News Releases

(Washington, D.C.) – Today, the American Legion released a report detailing the massive delays facing veterans who seek healthcare at Veterans Administration (VA) facilities. The report called for changes in the way Congress funds veterans healthcare each year.

U.S. Senator Patty Murray (D-Wash), a member of the Senate Veterans Affairs Committee, hopes the report will spur needed investments in VA healthcare.

"This new report details what veterans have been telling me for years. They are still not getting the care they need," said Murray. "It's unacceptable that those who fought for our freedom are now trapped in a system that forces them to wait months before they can even get an appointment to see a doctor. Our veterans deserve better."

The report noted that many veterans are waiting six months or more to see a doctor. It also detailed staff shortages and challenges in making critical capital improvements. The report was written by Ronald Conley, national commander of the 2.8 million-member American Legion.

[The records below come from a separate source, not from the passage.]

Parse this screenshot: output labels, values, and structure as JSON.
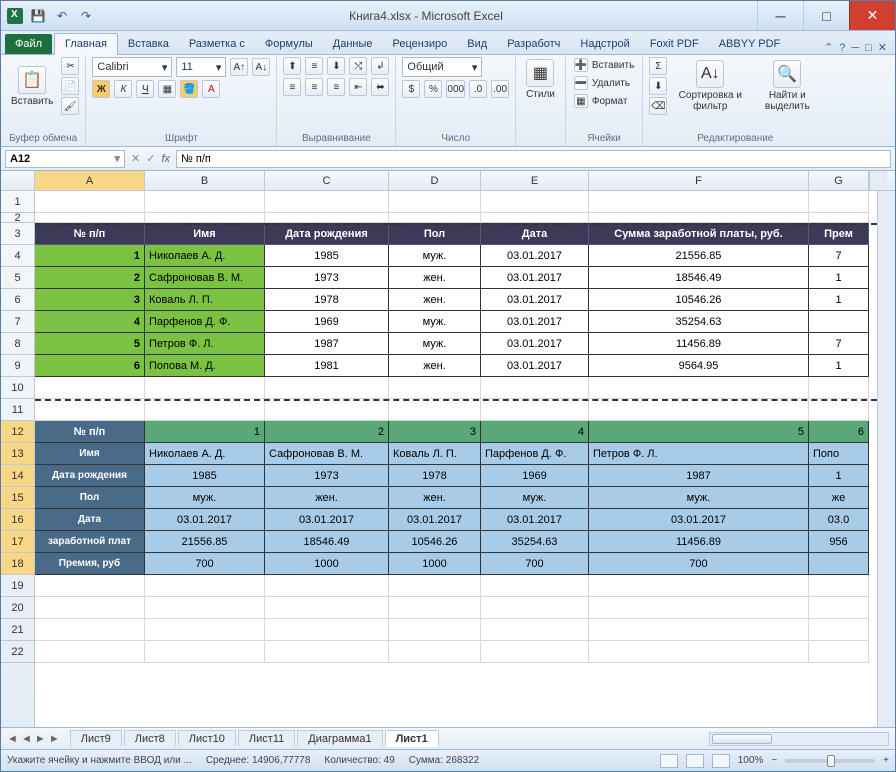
{
  "title": "Книга4.xlsx  -  Microsoft Excel",
  "qat": {
    "save": "💾",
    "undo": "↶",
    "redo": "↷"
  },
  "tabs": {
    "file": "Файл",
    "home": "Главная",
    "insert": "Вставка",
    "layout": "Разметка с",
    "formulas": "Формулы",
    "data": "Данные",
    "review": "Рецензиро",
    "view": "Вид",
    "developer": "Разработч",
    "addins": "Надстрой",
    "foxit": "Foxit PDF",
    "abbyy": "ABBYY PDF"
  },
  "ribbon": {
    "clipboard": {
      "paste": "Вставить",
      "label": "Буфер обмена"
    },
    "font": {
      "name": "Calibri",
      "size": "11",
      "bold": "Ж",
      "italic": "К",
      "under": "Ч",
      "label": "Шрифт"
    },
    "align": {
      "label": "Выравнивание"
    },
    "number": {
      "format": "Общий",
      "label": "Число"
    },
    "styles": {
      "btn": "Стили"
    },
    "cells": {
      "insert": "Вставить",
      "delete": "Удалить",
      "format": "Формат",
      "label": "Ячейки"
    },
    "edit": {
      "sort": "Сортировка и фильтр",
      "find": "Найти и выделить",
      "label": "Редактирование"
    }
  },
  "namebox": "A12",
  "formula": "№ п/п",
  "cols": [
    "A",
    "B",
    "C",
    "D",
    "E",
    "F",
    "G"
  ],
  "rows": [
    "1",
    "2",
    "3",
    "4",
    "5",
    "6",
    "7",
    "8",
    "9",
    "10",
    "11",
    "12",
    "13",
    "14",
    "15",
    "16",
    "17",
    "18",
    "19",
    "20",
    "21",
    "22"
  ],
  "table1": {
    "headers": [
      "№ п/п",
      "Имя",
      "Дата рождения",
      "Пол",
      "Дата",
      "Сумма заработной платы, руб.",
      "Прем"
    ],
    "rows": [
      [
        "1",
        "Николаев А. Д.",
        "1985",
        "муж.",
        "03.01.2017",
        "21556.85",
        "7"
      ],
      [
        "2",
        "Сафроновав В. М.",
        "1973",
        "жен.",
        "03.01.2017",
        "18546.49",
        "1"
      ],
      [
        "3",
        "Коваль Л. П.",
        "1978",
        "жен.",
        "03.01.2017",
        "10546.26",
        "1"
      ],
      [
        "4",
        "Парфенов Д. Ф.",
        "1969",
        "муж.",
        "03.01.2017",
        "35254.63",
        ""
      ],
      [
        "5",
        "Петров Ф. Л.",
        "1987",
        "муж.",
        "03.01.2017",
        "11456.89",
        "7"
      ],
      [
        "6",
        "Попова М. Д.",
        "1981",
        "жен.",
        "03.01.2017",
        "9564.95",
        "1"
      ]
    ]
  },
  "table2": {
    "sideHeaders": [
      "№ п/п",
      "Имя",
      "Дата рождения",
      "Пол",
      "Дата",
      "заработной плат",
      "Премия, руб"
    ],
    "cols": [
      {
        "n": "1",
        "name": "Николаев А. Д.",
        "birth": "1985",
        "sex": "муж.",
        "date": "03.01.2017",
        "sal": "21556.85",
        "bonus": "700"
      },
      {
        "n": "2",
        "name": "Сафроновав В. М.",
        "birth": "1973",
        "sex": "жен.",
        "date": "03.01.2017",
        "sal": "18546.49",
        "bonus": "1000"
      },
      {
        "n": "3",
        "name": "Коваль Л. П.",
        "birth": "1978",
        "sex": "жен.",
        "date": "03.01.2017",
        "sal": "10546.26",
        "bonus": "1000"
      },
      {
        "n": "4",
        "name": "Парфенов Д. Ф.",
        "birth": "1969",
        "sex": "муж.",
        "date": "03.01.2017",
        "sal": "35254.63",
        "bonus": "700"
      },
      {
        "n": "5",
        "name": "Петров Ф. Л.",
        "birth": "1987",
        "sex": "муж.",
        "date": "03.01.2017",
        "sal": "11456.89",
        "bonus": "700"
      },
      {
        "n": "6",
        "name": "Попо",
        "birth": "1",
        "sex": "же",
        "date": "03.0",
        "sal": "956",
        "bonus": ""
      }
    ]
  },
  "sheets": [
    "Лист9",
    "Лист8",
    "Лист10",
    "Лист11",
    "Диаграмма1",
    "Лист1"
  ],
  "activeSheet": "Лист1",
  "status": {
    "hint": "Укажите ячейку и нажмите ВВОД или ...",
    "avg": "Среднее: 14906,77778",
    "count": "Количество: 49",
    "sum": "Сумма: 268322",
    "zoom": "100%"
  },
  "winctl": {
    "min": "─",
    "max": "□",
    "close": "✕"
  }
}
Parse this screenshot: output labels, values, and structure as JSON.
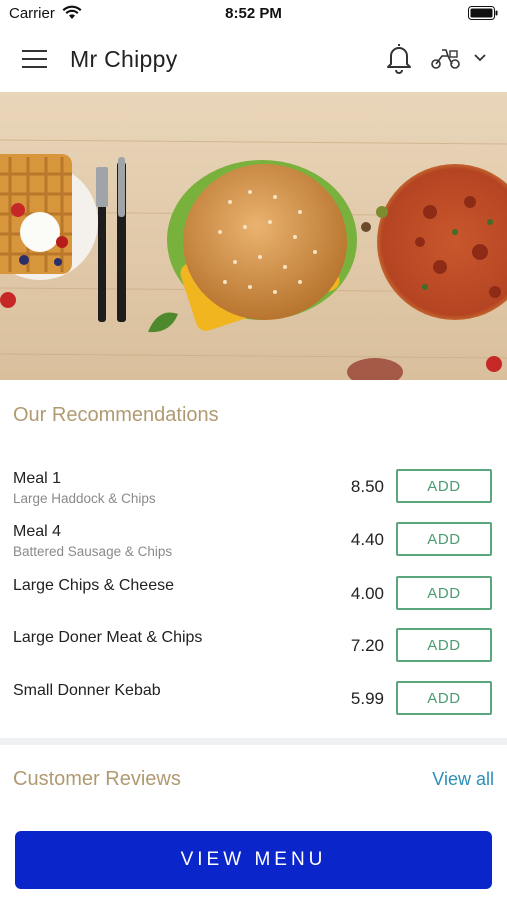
{
  "status_bar": {
    "carrier": "Carrier",
    "time": "8:52 PM"
  },
  "header": {
    "title": "Mr Chippy"
  },
  "icons": {
    "menu": "hamburger-menu-icon",
    "notifications": "bell-icon",
    "delivery": "scooter-icon",
    "dropdown": "chevron-down-icon"
  },
  "recommendations": {
    "title": "Our Recommendations",
    "items": [
      {
        "name": "Meal 1",
        "description": "Large Haddock & Chips",
        "price": "8.50",
        "action": "ADD"
      },
      {
        "name": "Meal 4",
        "description": "Battered Sausage & Chips",
        "price": "4.40",
        "action": "ADD"
      },
      {
        "name": "Large Chips & Cheese",
        "description": "",
        "price": "4.00",
        "action": "ADD"
      },
      {
        "name": "Large Doner Meat & Chips",
        "description": "",
        "price": "7.20",
        "action": "ADD"
      },
      {
        "name": "Small Donner Kebab",
        "description": "",
        "price": "5.99",
        "action": "ADD"
      }
    ]
  },
  "reviews": {
    "title": "Customer Reviews",
    "view_all": "View all"
  },
  "footer": {
    "view_menu": "VIEW MENU"
  },
  "colors": {
    "accent_button": "#0a25c9",
    "add_button_border": "#5aa57c",
    "section_title": "#b09a72",
    "link": "#2b8fb8"
  }
}
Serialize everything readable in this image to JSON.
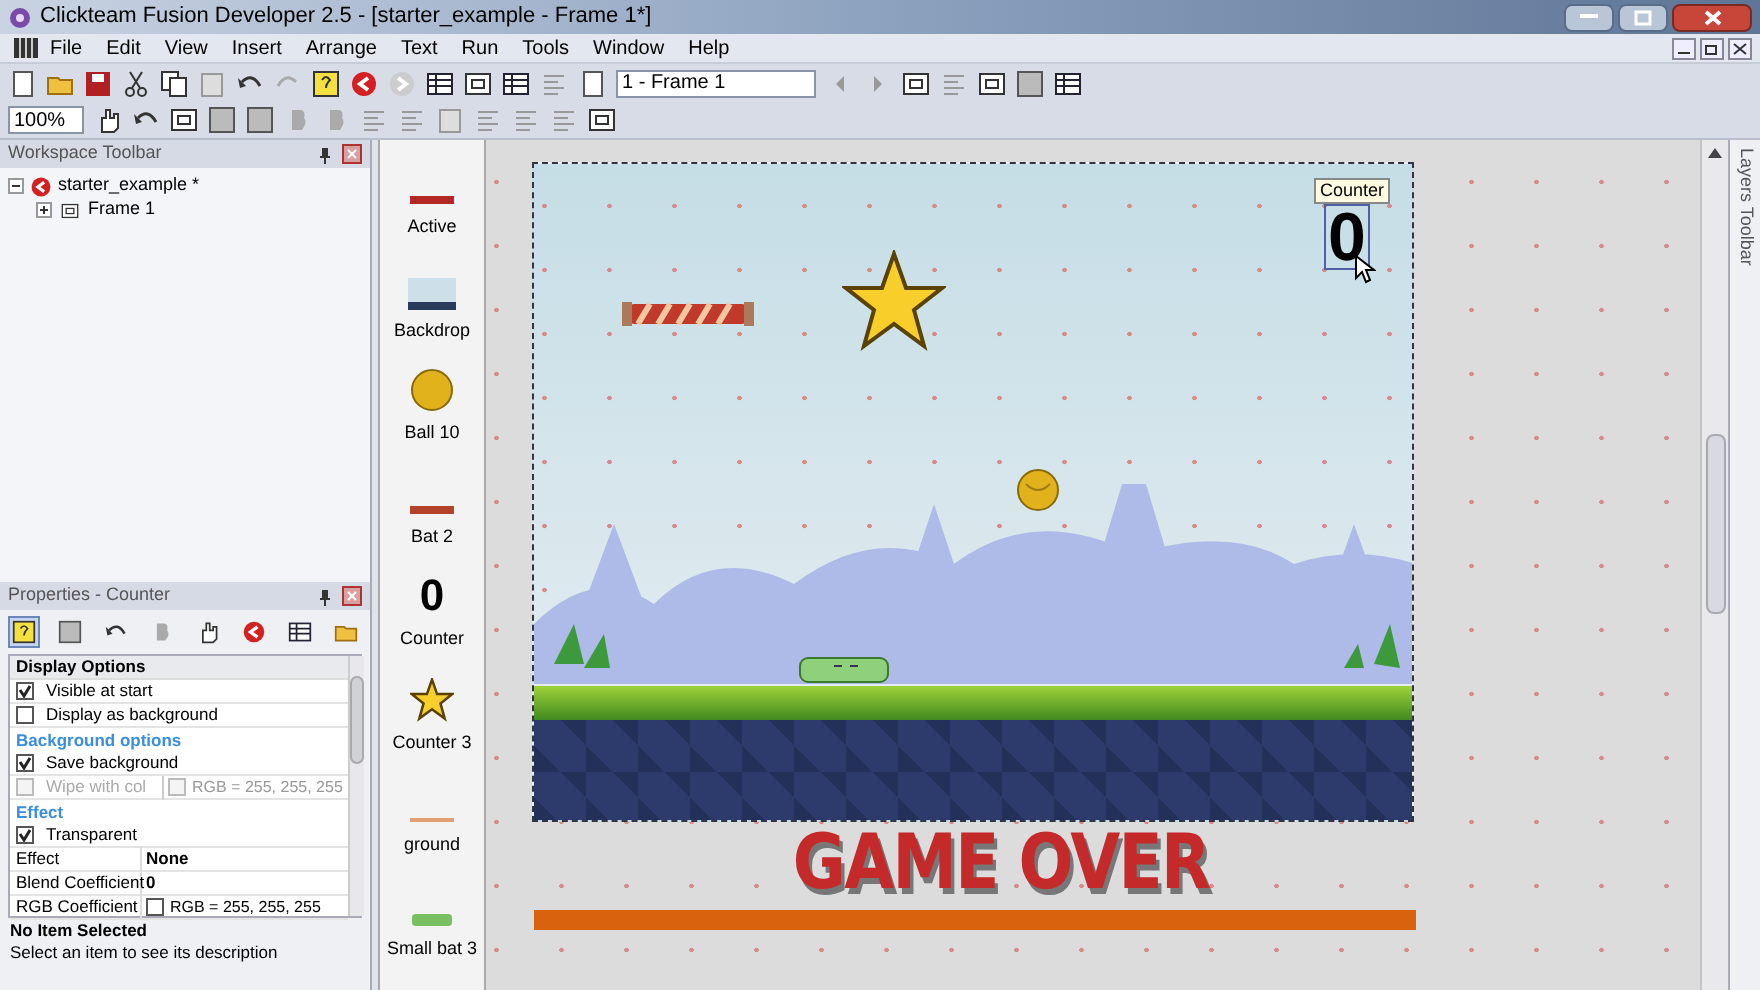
{
  "window": {
    "title": "Clickteam Fusion Developer 2.5 - [starter_example - Frame 1*]"
  },
  "menu": [
    "File",
    "Edit",
    "View",
    "Insert",
    "Arrange",
    "Text",
    "Run",
    "Tools",
    "Window",
    "Help"
  ],
  "toolbar": {
    "frame_select": "1 - Frame 1",
    "zoom": "100%"
  },
  "workspace": {
    "title": "Workspace Toolbar",
    "tree": [
      {
        "label": "starter_example *",
        "expanded": true,
        "children": [
          {
            "label": "Frame 1",
            "expanded": false
          }
        ]
      }
    ]
  },
  "properties": {
    "title": "Properties - Counter",
    "tabs": [
      {
        "selected": true
      },
      {
        "selected": false
      },
      {
        "selected": false
      },
      {
        "selected": false
      },
      {
        "selected": false
      },
      {
        "selected": false
      },
      {
        "selected": false
      },
      {
        "selected": false
      }
    ],
    "rows": [
      {
        "kind": "header",
        "label": "Display Options"
      },
      {
        "kind": "checkbox",
        "label": "Visible at start",
        "checked": true,
        "disabled": false
      },
      {
        "kind": "checkbox",
        "label": "Display as background",
        "checked": false,
        "disabled": false
      },
      {
        "kind": "section",
        "label": "Background options"
      },
      {
        "kind": "checkbox",
        "label": "Save background",
        "checked": true,
        "disabled": false
      },
      {
        "kind": "checkbox",
        "label": "Wipe with col",
        "checked": false,
        "disabled": true,
        "value": "RGB = 255, 255, 255",
        "color_checked": false
      },
      {
        "kind": "section",
        "label": "Effect"
      },
      {
        "kind": "checkbox",
        "label": "Transparent",
        "checked": true,
        "disabled": false
      },
      {
        "kind": "value",
        "label": "Effect",
        "value": "None"
      },
      {
        "kind": "value",
        "label": "Blend Coefficient",
        "value": "0"
      },
      {
        "kind": "color",
        "label": "RGB Coefficient",
        "value": "RGB = 255, 255, 255",
        "color_checked": false
      }
    ],
    "description": {
      "title": "No Item Selected",
      "text": "Select an item to see its description"
    }
  },
  "objects": [
    {
      "kind": "active",
      "label": "Active"
    },
    {
      "kind": "backdrop",
      "label": "Backdrop"
    },
    {
      "kind": "ball",
      "label": "Ball 10"
    },
    {
      "kind": "bat",
      "label": "Bat 2"
    },
    {
      "kind": "counter",
      "label": "Counter",
      "digit": "0"
    },
    {
      "kind": "star",
      "label": "Counter 3"
    },
    {
      "kind": "line",
      "label": "ground"
    },
    {
      "kind": "smallbat",
      "label": "Small bat 3"
    }
  ],
  "frame": {
    "tooltip": "Counter",
    "counter": "0",
    "game_over": "GAME OVER"
  },
  "layers_toolbar": "Layers Toolbar"
}
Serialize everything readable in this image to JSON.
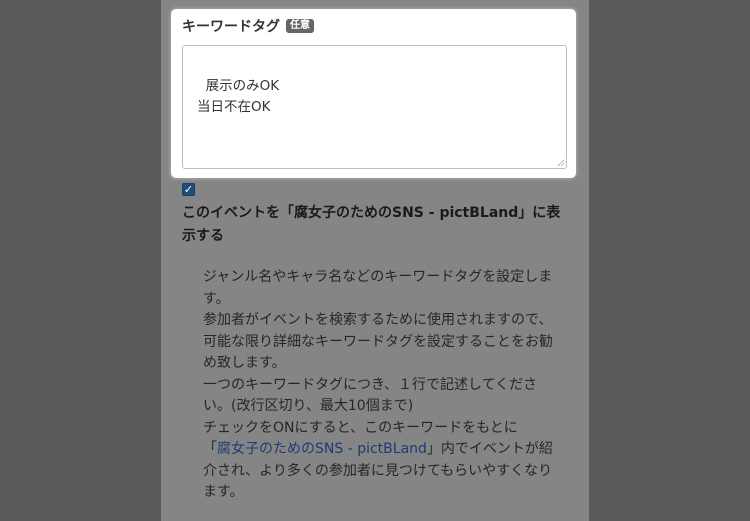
{
  "keyword_field": {
    "label": "キーワードタグ",
    "badge": "任意",
    "value": "展示のみOK\n当日不在OK"
  },
  "sns_checkbox": {
    "checked": true,
    "label": "このイベントを「腐女子のためのSNS - pictBLand」に表示する"
  },
  "help": {
    "line1": "ジャンル名やキャラ名などのキーワードタグを設定します。",
    "line2": "参加者がイベントを検索するために使用されますので、可能な限り詳細なキーワードタグを設定することをお勧め致します。",
    "line3": "一つのキーワードタグにつき、１行で記述してください。(改行区切り、最大10個まで)",
    "line4": "チェックをONにすると、このキーワードをもとに",
    "line5_open": "「",
    "link_text": "腐女子のためのSNS - pictBLand",
    "line5_rest": "」内でイベントが紹介され、より多くの参加者に見つけてもらいやすくなります。"
  }
}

Conley urged Congress to make VA spending "mandatory," a procedural move that would help ensure the VA receives sufficient funding each year. Currently, VA funding must compete with other important priorities in the annual appropriations process. By contrast, Medicare and Social Security, two program that are designated as mandatory, are funded automatically and do not compete with other priorities. Murray supports this change sought by the American Legion and other veterans groups.

"By making VA spending mandatory, we can ensure that the funding will be there year after year to meet this critical need," said Murray, a cosponsor of S. 50, the Veterans Health Care Funding Guarantee Act of 2003.

Murray has long been committed to veterans' issues. Her father was a disabled World War II veteran. During college, Murray volunteered at the Seattle Veterans Hospital. She is the first woman to ever serve on the Senate Veterans Affairs Committee, where on July 10th she discussed her bill to improve benefits for American ex-prisoners of war (S. 517)

On June 30th, Murray discussed her healthcare priorities with a group of veterans in Walla Walla, Washington. Murray noted that in the Supplemental Appropriations bill, she helped secure $417 million for emergency spending for the VA's Medical Care Account. She also helped increase the funding authorization for the VA's homeland security and medical research efforts. In addition, Murray supports legislation to allow military service members, retirees and their dependents to enroll in the Federal Employee Health Benefits Plan.